Let’s start a conversation: What do you find helps you maintain your well-being at this stage in life? What are some strategies you use to make and keep positive relationships? How to you stay in touch with your creative side and stay engaged with activities you are passionate about? Do leave your comments below, and feel free to share (citing the source) with whomever might find this article useful.
In his treatise on “How to Grow Old”, Roman Philosopher Marcus Tullius Cicero expressed how useless it is to complain about growing old, because “Fighting against Nature is as pointless as the battles of the giants against the gods.” Yet, despite such a seemingly defeatist attitude, Cicero was anything but depressed about his advancing age. In fact, he was one of the first crusaders against ageist stereotyping, and encouraged people to defend their age, and hold their heads high.

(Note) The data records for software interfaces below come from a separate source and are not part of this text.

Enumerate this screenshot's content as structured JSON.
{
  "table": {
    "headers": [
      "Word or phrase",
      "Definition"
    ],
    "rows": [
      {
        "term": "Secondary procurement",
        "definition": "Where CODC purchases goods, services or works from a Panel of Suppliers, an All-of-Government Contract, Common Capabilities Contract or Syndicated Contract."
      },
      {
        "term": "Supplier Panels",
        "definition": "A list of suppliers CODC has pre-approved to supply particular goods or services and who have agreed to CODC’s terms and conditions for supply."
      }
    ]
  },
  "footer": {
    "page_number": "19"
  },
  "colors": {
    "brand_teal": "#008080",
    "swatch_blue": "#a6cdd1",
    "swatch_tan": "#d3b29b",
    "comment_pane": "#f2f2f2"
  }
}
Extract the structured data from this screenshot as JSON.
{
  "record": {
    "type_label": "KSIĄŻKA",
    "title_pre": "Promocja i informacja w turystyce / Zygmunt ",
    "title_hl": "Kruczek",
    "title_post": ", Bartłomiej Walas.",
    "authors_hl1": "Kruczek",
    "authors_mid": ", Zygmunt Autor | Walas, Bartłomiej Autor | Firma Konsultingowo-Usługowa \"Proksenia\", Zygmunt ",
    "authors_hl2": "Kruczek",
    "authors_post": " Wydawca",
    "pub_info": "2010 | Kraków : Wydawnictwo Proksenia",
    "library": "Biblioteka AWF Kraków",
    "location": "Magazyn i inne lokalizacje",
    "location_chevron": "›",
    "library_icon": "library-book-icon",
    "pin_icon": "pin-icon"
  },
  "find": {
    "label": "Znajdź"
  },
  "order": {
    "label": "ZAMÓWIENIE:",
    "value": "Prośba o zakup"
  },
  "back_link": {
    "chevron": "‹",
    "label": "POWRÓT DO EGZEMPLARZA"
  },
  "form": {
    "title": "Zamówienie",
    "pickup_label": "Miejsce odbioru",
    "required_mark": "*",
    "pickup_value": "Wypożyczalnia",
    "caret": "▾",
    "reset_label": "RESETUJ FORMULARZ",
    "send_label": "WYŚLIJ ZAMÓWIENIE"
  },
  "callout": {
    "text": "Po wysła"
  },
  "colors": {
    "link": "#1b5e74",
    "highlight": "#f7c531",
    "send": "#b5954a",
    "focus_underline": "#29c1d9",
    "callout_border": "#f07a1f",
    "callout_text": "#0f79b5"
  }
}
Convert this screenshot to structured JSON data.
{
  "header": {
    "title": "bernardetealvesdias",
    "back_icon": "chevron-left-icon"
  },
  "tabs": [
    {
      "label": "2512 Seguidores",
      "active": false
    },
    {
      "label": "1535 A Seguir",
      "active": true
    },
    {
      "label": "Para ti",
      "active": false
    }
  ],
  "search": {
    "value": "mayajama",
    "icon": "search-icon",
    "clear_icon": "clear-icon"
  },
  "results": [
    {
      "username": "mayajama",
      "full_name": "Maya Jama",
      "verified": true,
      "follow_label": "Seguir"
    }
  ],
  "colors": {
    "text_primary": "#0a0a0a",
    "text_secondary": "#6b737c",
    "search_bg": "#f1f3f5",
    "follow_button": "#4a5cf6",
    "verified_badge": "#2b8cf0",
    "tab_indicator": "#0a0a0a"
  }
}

Cicero wholeheartedly believed that the joys experienced in the older stages of life are unique, and just as rewarding—albeit different– as the joys that are specific to babies, children, and young adults. So why don’t most people associate aging with happiness? Perhaps because of the common fears associated with growing old; which are evident in those who constantly worry about their age.
According to Cicero, there are 4 age-related fears:
We fear aging takes us away from an active life.
We fear aging weakens the body
We fear aging deprives us of sensual pleasures
We fear aging because we fear getting closer to death.
And all of them, he believed, could be debunked.
First, plenty of older adults live active, vibrant lives well into their 60’s, 70’s and beyond. We may not seek out the same activities we did when we were 25, but why would we? Says Cicero: When you get older, “it is not by strength or speed, or swiftness of body” that we involve ourselves, but rather, activities that require ‘wisdom, character, and sober judgment”. I might have loved the exhilaration of diving when I was a kid at the beach, but today I much prefer a more relaxing (and less-risky) swim. Or a trip to the museum, or the art gallery—things I wasn’t particularly interested in when I was younger.
Second, while our level of strength changes throughout the years, we can still use the strengths we have, without feeling we have “lost” anything. “I don’t long for the strength of youth…any more than when I was a young man I desired the strength of a bull or an elephant.” The message is to accept the nature of who we are, because only then can we live happy. At each stage of life, we have exactly what we need and we must preserve the health we have through moderate exercise and “self-control” when it come stop eating. The timeless formula that still works.
Third, to say older adults are deprived of sensual pleasures couldn’t be more false. If we are talking about love and romance, well many older adults are out there dating and having fun, perhaps with a bit more wisdom and less euphoria than years ago. Or perhaps instead they have opted to direct their energies towards hobbies and activities that don’t involve romance at all. Cicero, for instance, was enamored with agriculture and wrote extensively about the joys of every aspect of planting and the satisfaction of harvesting. The bottom line? All roads lead to Rome; many roads lead to happiness.
Finally, Cicero reassures us there is no reason to fear death, for at the end our lives, there will either be no consciousness at all, or eternal bliss. Personally he believed in the second option. And so do I.
Question: Do YOU fear growing old? If so, does the wisdom of Cicero help you to see the potential for aging happy? I’d love it if you would “like” and share this article if you have a moment. And as always I value your comments and your feedback!
Cicero, Marcus Tullius (translation by Philip Freeman, 2016). How to Grow Old: Ancient Wisdom for the Second Half of Life.